- _Work required_
Wherever the word "icon" appears in a line of the records, copy that line.

---+---

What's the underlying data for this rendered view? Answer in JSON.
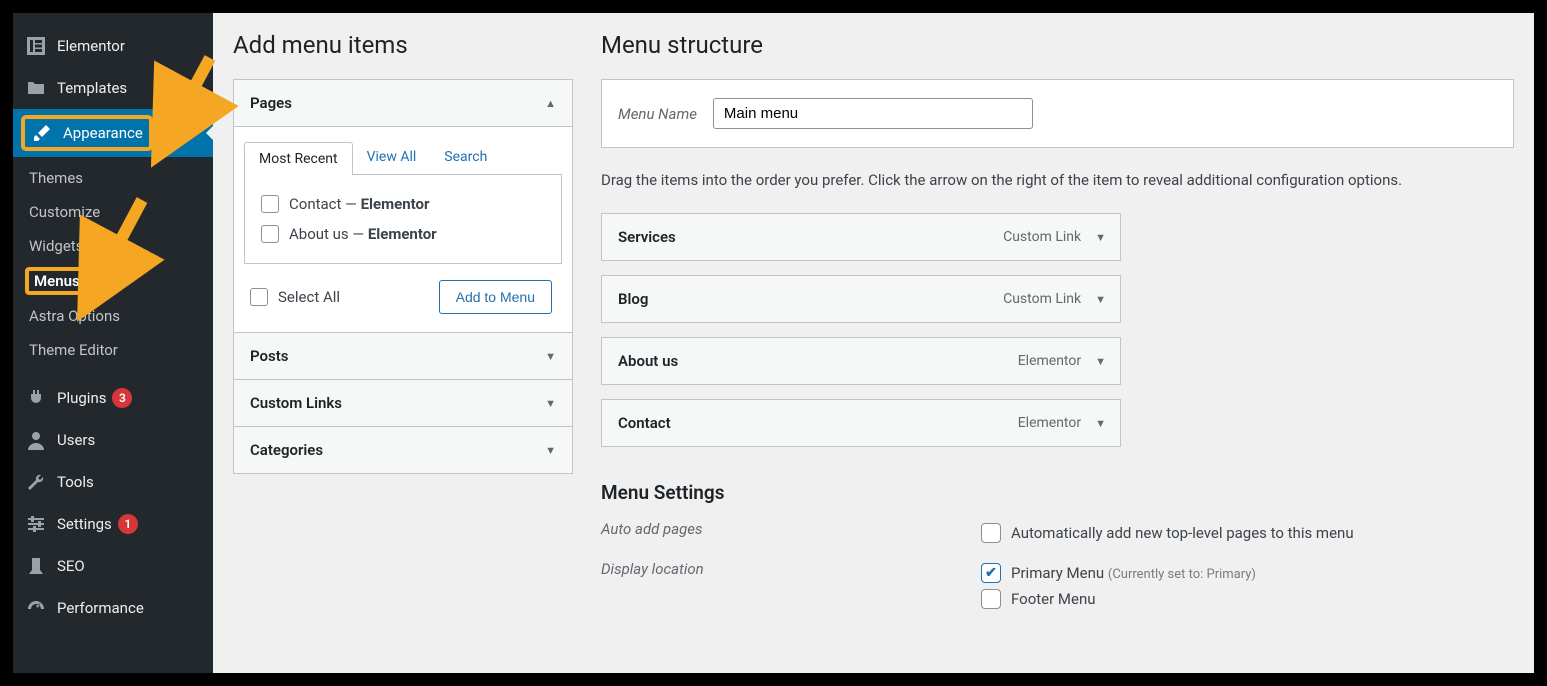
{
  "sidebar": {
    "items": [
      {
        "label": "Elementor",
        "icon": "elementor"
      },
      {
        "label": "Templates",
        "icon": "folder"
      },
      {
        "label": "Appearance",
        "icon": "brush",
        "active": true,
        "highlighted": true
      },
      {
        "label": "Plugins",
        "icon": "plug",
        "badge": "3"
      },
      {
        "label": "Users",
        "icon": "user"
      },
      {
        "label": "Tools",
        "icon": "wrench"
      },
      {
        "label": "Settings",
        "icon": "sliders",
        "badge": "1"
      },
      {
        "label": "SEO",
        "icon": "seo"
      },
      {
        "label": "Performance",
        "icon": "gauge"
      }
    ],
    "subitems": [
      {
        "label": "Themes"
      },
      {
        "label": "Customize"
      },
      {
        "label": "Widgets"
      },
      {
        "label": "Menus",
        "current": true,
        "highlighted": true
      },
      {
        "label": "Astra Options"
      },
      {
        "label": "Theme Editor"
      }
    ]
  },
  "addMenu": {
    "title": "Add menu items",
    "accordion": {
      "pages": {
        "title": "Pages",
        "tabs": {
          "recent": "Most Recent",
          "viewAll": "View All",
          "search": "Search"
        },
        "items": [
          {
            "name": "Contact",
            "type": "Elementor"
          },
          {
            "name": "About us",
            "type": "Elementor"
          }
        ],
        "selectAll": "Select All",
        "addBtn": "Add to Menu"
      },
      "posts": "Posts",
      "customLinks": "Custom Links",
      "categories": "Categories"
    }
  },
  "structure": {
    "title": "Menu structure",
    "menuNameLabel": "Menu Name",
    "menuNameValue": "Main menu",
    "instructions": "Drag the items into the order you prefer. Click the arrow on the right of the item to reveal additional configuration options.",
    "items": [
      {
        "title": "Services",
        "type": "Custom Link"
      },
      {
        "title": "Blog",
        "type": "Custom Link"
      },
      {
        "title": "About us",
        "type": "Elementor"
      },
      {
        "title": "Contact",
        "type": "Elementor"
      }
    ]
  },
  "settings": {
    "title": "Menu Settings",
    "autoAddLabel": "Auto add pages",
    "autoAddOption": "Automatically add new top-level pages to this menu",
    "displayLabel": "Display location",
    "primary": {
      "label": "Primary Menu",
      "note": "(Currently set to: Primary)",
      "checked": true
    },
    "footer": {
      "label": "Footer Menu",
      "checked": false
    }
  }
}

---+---

- _Answer box_
        "icon": "elementor"
        "icon": "folder"
        "icon": "brush",
        "icon": "plug",
        "icon": "user"
        "icon": "wrench"
        "icon": "sliders",
        "icon": "seo"
        "icon": "gauge"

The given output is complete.